How to Talk with Someone Who Has PTSD

July 31, 2017 Tia Hollowood

When someone who has PTSD opens up to you, it's not easy to know what to say or do. Here are some ways to react that will help you support someone with PTSD.

When someone who has posttraumatic stress disorder (PTSD) tells you about the illness, she also entrusts you with an important piece of her life. For most people, having PTSD is not something that pops up in casual conversation. Even for someone who has PTSD who is ready to talk about their experience fears the possible unsupportive response. I'm convinced that in most situations, people simply don't know how to react to PTSD disclosures, and are reluctant to ask. Here is what I'd like everyone to about talking with someone who has PTSD.

Common Mistakes When Talking with Someone Who Has PTSD

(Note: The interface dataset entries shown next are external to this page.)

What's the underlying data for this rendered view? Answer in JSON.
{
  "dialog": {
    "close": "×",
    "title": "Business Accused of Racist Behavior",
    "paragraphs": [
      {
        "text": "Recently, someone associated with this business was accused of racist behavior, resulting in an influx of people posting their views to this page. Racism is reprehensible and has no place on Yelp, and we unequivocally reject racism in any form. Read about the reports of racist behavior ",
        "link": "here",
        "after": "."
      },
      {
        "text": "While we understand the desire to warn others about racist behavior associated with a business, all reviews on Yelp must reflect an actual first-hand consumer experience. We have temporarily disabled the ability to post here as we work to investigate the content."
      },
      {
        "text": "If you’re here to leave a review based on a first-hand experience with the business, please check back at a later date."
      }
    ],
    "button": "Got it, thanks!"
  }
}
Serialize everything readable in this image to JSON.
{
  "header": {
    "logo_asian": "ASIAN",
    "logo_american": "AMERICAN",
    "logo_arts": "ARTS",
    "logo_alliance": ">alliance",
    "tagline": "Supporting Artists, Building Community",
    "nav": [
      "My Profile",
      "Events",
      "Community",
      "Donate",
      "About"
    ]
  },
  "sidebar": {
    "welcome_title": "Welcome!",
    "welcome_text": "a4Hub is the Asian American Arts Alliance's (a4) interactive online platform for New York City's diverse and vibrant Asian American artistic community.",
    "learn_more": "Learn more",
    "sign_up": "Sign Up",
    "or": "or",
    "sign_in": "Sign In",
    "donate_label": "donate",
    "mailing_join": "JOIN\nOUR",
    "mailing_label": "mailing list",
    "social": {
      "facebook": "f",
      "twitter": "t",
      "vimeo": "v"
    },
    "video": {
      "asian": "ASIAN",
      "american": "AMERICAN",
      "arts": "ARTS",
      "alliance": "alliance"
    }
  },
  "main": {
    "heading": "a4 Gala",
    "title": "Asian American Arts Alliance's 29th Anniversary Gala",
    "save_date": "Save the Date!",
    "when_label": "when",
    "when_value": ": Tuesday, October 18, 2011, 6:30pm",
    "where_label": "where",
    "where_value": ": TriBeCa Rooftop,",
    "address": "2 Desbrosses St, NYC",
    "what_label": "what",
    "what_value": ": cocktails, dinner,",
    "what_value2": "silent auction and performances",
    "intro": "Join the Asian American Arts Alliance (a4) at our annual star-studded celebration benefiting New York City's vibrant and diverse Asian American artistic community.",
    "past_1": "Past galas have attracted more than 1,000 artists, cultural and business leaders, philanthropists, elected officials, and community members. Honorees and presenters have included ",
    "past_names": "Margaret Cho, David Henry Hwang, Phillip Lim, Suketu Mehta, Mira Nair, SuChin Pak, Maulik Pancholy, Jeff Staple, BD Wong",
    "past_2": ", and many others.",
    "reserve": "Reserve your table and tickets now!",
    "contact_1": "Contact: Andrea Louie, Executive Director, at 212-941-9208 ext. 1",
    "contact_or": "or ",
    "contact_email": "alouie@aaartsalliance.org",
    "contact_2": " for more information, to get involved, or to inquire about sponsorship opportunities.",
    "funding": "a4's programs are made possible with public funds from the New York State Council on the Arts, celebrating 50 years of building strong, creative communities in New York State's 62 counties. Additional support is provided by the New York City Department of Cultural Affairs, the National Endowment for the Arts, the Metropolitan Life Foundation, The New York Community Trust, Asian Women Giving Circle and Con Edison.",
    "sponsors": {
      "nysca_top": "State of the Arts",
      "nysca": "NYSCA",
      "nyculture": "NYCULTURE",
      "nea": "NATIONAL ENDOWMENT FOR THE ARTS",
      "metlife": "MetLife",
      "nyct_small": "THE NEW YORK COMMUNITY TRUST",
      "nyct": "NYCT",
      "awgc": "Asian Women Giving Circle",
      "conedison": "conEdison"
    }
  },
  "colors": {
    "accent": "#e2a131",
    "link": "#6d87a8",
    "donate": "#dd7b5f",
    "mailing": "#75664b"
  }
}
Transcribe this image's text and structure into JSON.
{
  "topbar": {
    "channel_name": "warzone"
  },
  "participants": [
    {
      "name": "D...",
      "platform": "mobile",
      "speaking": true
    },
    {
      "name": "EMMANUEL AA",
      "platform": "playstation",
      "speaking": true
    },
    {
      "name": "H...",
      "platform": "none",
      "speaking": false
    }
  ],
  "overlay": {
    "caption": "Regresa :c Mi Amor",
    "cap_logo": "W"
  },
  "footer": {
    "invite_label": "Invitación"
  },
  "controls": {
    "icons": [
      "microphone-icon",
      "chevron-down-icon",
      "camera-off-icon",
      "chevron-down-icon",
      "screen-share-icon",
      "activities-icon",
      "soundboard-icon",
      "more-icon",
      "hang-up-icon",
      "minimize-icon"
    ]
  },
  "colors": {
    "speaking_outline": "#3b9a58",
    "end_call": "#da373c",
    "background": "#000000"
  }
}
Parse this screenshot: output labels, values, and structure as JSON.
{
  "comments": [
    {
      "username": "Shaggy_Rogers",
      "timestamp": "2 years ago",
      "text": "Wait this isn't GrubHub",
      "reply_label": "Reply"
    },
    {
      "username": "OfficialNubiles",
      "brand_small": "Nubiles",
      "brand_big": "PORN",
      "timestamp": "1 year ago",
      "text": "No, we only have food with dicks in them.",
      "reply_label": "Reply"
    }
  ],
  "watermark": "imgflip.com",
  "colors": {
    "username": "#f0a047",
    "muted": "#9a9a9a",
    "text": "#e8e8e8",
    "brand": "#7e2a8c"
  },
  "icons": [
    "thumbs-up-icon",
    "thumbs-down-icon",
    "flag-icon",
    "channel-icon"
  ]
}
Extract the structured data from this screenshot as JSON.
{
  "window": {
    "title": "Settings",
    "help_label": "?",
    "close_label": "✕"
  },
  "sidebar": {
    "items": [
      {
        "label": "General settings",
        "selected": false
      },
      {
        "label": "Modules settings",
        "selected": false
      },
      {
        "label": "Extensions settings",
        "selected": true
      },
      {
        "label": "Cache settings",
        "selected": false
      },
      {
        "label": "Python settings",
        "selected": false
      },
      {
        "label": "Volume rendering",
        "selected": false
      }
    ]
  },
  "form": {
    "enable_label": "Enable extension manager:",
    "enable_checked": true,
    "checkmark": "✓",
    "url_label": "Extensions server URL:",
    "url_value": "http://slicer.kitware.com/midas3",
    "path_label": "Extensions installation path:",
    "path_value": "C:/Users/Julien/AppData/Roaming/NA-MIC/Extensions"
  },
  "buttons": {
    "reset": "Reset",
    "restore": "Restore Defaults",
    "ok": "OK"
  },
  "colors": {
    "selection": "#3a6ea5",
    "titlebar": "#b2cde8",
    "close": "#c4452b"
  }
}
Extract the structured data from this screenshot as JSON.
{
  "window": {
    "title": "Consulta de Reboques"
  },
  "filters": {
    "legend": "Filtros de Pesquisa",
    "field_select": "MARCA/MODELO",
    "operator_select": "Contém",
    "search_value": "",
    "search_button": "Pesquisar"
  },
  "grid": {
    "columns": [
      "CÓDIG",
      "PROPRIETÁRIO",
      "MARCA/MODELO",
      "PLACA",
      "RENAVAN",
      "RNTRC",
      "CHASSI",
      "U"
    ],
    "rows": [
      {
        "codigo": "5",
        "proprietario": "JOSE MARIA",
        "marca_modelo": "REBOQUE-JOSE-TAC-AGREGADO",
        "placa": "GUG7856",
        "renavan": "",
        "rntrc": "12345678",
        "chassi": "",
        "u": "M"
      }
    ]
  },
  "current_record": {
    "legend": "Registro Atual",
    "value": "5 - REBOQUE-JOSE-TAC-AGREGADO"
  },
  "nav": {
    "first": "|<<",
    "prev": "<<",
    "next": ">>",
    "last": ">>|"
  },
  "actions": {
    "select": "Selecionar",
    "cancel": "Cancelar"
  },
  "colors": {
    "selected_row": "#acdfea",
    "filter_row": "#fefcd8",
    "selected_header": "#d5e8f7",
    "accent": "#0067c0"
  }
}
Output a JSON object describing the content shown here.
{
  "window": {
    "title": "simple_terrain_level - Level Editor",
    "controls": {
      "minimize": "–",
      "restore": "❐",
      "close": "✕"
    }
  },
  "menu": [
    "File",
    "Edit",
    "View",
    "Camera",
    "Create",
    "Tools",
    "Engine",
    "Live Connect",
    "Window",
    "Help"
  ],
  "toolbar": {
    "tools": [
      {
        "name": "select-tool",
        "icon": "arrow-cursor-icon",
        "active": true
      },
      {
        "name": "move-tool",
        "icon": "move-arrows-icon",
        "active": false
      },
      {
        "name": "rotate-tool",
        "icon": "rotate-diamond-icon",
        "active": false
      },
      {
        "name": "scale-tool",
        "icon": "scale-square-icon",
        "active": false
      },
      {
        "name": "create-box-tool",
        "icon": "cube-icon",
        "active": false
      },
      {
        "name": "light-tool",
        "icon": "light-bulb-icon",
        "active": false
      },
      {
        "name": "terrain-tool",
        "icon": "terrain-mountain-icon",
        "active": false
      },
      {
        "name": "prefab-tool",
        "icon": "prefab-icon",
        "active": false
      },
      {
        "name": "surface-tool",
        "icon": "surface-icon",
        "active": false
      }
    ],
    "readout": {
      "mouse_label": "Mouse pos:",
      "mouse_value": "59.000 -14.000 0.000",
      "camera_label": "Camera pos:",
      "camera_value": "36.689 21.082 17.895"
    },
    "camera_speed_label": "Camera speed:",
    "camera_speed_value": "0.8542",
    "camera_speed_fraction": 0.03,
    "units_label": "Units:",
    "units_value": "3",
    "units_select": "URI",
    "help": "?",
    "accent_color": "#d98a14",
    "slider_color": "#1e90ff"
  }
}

Let's imagine you just learned from someone she has PTSD. Perhaps you're uncomfortable with this new information. You may envision hearing details about their trauma that you don't want to know. This might completely change how you see the person confiding in you. You might even think that you should be embarrassed for the one with PTSD. I have encountered all of these responses. To be frank, they are all emotional responses that come from a lack of education and understanding about PTSD.

How to Support Someone Who Has PTSD When She Discloses

When someone decides to tell you about her PTSD, here are some ideas that will help you react in a supportive manner, address your concerns and learn more about how to maintain your relationship in light of this new information.

First of all, don't change the subject. Now is an opportunity to explain that you do not know much about PTSD and that you are not sure how to respond.

Ask how you can best support her considering this new information. Here are some good questions to ask:

It is also a good time to share any concerns regarding reactions you might be worried about experiencing. For example, if I am speaking with someone who has experienced the same type of trauma as I have, I let her know that I cannot discuss details of her experience as the details could trigger my PTSD.

With a little discussion and honesty, knowing that someone has PTSD quickly becomes just one more piece of who they are and lays the groundwork for building an even stronger relationship.

Is there something you've always wondered about PTSD or wanted other people to know? Please share your thoughts in the comments section.

APA Reference
Hollowood, T. (2017, July 31). How to Talk with Someone Who Has PTSD, HealthyPlace. Retrieved on 2024, July 15 from

Author: Tia Hollowood

Join Tia on Twitter, Facebook, Google+ and her blog.

August, 10 2017 at 7:32 pm

Before my ex fiance and I began a serious relationship I sat him down and told him about my PTSD. After we became engaged he purposely did things that would trigger my PTSD like yelling at his children in our bedroom while I was asleep, slamming doors, constant abuse towards me and crazy making. It took a serious accident for me to wake up and get me out of there but I finally got out of there. Thank you Lord Jesus!

In reply to by Anonymous (not verified)

August, 16 2017 at 3:39 pm

As I'm sorry that you placed your trust in someone who then abused it. That's simply unacceptable behavior on his part.

August, 21 2017 at 7:57 am

Same happens to me every time.
I keep my PTSD in the closet. Only way to survive.

Haley Mary
May, 16 2019 at 8:09 pm

I have ptsd from a bad experience on youtube when one of my subscribers hit on me in a comment in 2008 and then attempted to coerce me through a video. I'm abstinent and was also virgin shamed a lot. Later on this same subscriber pwned another youtuber using a video without the permission of another woman in 2009. The youtube atheist community lashed back and kicked the guy off the site. I get triggered if someone at a comedy or open mic night makes a lewd comment or lewd joke. I got asked to a movie by a guy who I liked last spring and their friend made a joke about my inexperience and it made me feel uncomfortable and triggered my symptoms of fear, I freeze, can't speak, then feel afraid. After open mic, this guy who I had liked I told him what was said made me feel uncomfortable, he told me not to take things so personally and drove me home and then took off before I could get inside the house. I don't live in the safest neighborhood. I haven't gone out with anyone since then and that was March of last year (2018). I find it really difficult to trust men.

Leave a reply